PROVIDED RECORDS below:

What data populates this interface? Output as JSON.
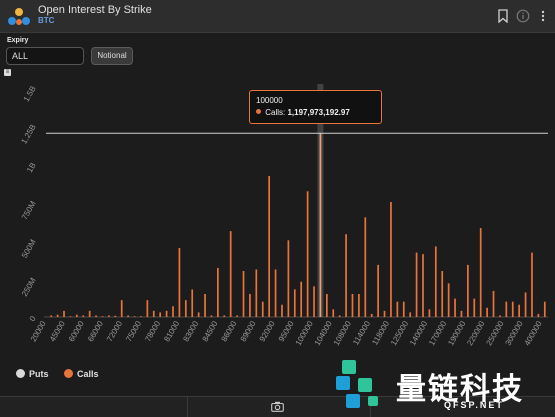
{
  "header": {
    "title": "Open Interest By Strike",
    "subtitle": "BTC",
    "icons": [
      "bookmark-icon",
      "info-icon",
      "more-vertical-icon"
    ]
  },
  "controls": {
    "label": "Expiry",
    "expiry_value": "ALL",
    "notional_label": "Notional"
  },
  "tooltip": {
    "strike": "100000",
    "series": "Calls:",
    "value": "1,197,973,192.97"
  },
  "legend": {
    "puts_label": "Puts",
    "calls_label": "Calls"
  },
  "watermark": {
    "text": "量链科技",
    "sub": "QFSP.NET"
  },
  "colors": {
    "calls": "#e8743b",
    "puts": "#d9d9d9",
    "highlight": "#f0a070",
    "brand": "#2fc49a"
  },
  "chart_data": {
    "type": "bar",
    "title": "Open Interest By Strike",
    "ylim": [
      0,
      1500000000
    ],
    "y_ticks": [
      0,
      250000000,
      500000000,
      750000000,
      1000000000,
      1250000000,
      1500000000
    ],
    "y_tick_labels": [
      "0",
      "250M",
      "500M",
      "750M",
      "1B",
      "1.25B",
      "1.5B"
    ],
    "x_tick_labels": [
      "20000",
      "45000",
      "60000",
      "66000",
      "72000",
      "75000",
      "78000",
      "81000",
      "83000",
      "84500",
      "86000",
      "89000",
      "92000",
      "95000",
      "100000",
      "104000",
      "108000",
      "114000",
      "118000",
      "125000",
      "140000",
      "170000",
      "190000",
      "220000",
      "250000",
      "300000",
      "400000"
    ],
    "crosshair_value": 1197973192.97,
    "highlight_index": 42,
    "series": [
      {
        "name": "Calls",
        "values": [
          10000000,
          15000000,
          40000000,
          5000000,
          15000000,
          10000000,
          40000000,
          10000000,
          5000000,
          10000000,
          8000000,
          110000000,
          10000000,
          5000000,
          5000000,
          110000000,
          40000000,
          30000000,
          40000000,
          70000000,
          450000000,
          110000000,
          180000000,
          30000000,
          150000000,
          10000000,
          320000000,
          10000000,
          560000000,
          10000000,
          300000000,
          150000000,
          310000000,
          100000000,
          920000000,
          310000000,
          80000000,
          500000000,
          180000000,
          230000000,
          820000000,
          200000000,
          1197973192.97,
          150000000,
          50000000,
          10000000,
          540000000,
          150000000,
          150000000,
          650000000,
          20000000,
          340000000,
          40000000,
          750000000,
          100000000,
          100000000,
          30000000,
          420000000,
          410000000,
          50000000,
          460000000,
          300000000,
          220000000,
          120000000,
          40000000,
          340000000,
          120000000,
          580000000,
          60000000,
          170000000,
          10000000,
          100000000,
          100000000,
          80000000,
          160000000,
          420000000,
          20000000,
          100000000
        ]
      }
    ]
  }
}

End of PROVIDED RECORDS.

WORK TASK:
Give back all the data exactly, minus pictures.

RESPONSE TO THIS EXERCISE:
What data populates this interface? Output as JSON.
{
  "header": {
    "title": "Open Interest By Strike",
    "subtitle": "BTC",
    "icons": [
      "bookmark-icon",
      "info-icon",
      "more-vertical-icon"
    ]
  },
  "controls": {
    "label": "Expiry",
    "expiry_value": "ALL",
    "notional_label": "Notional"
  },
  "tooltip": {
    "strike": "100000",
    "series": "Calls:",
    "value": "1,197,973,192.97"
  },
  "legend": {
    "puts_label": "Puts",
    "calls_label": "Calls"
  },
  "watermark": {
    "text": "量链科技",
    "sub": "QFSP.NET"
  },
  "colors": {
    "calls": "#e8743b",
    "puts": "#d9d9d9",
    "highlight": "#f0a070",
    "brand": "#2fc49a"
  },
  "chart_data": {
    "type": "bar",
    "title": "Open Interest By Strike",
    "ylim": [
      0,
      1500000000
    ],
    "y_ticks": [
      0,
      250000000,
      500000000,
      750000000,
      1000000000,
      1250000000,
      1500000000
    ],
    "y_tick_labels": [
      "0",
      "250M",
      "500M",
      "750M",
      "1B",
      "1.25B",
      "1.5B"
    ],
    "x_tick_labels": [
      "20000",
      "45000",
      "60000",
      "66000",
      "72000",
      "75000",
      "78000",
      "81000",
      "83000",
      "84500",
      "86000",
      "89000",
      "92000",
      "95000",
      "100000",
      "104000",
      "108000",
      "114000",
      "118000",
      "125000",
      "140000",
      "170000",
      "190000",
      "220000",
      "250000",
      "300000",
      "400000"
    ],
    "crosshair_value": 1197973192.97,
    "highlight_index": 42,
    "series": [
      {
        "name": "Calls",
        "values": [
          10000000,
          15000000,
          40000000,
          5000000,
          15000000,
          10000000,
          40000000,
          10000000,
          5000000,
          10000000,
          8000000,
          110000000,
          10000000,
          5000000,
          5000000,
          110000000,
          40000000,
          30000000,
          40000000,
          70000000,
          450000000,
          110000000,
          180000000,
          30000000,
          150000000,
          10000000,
          320000000,
          10000000,
          560000000,
          10000000,
          300000000,
          150000000,
          310000000,
          100000000,
          920000000,
          310000000,
          80000000,
          500000000,
          180000000,
          230000000,
          820000000,
          200000000,
          1197973192.97,
          150000000,
          50000000,
          10000000,
          540000000,
          150000000,
          150000000,
          650000000,
          20000000,
          340000000,
          40000000,
          750000000,
          100000000,
          100000000,
          30000000,
          420000000,
          410000000,
          50000000,
          460000000,
          300000000,
          220000000,
          120000000,
          40000000,
          340000000,
          120000000,
          580000000,
          60000000,
          170000000,
          10000000,
          100000000,
          100000000,
          80000000,
          160000000,
          420000000,
          20000000,
          100000000
        ]
      }
    ]
  }
}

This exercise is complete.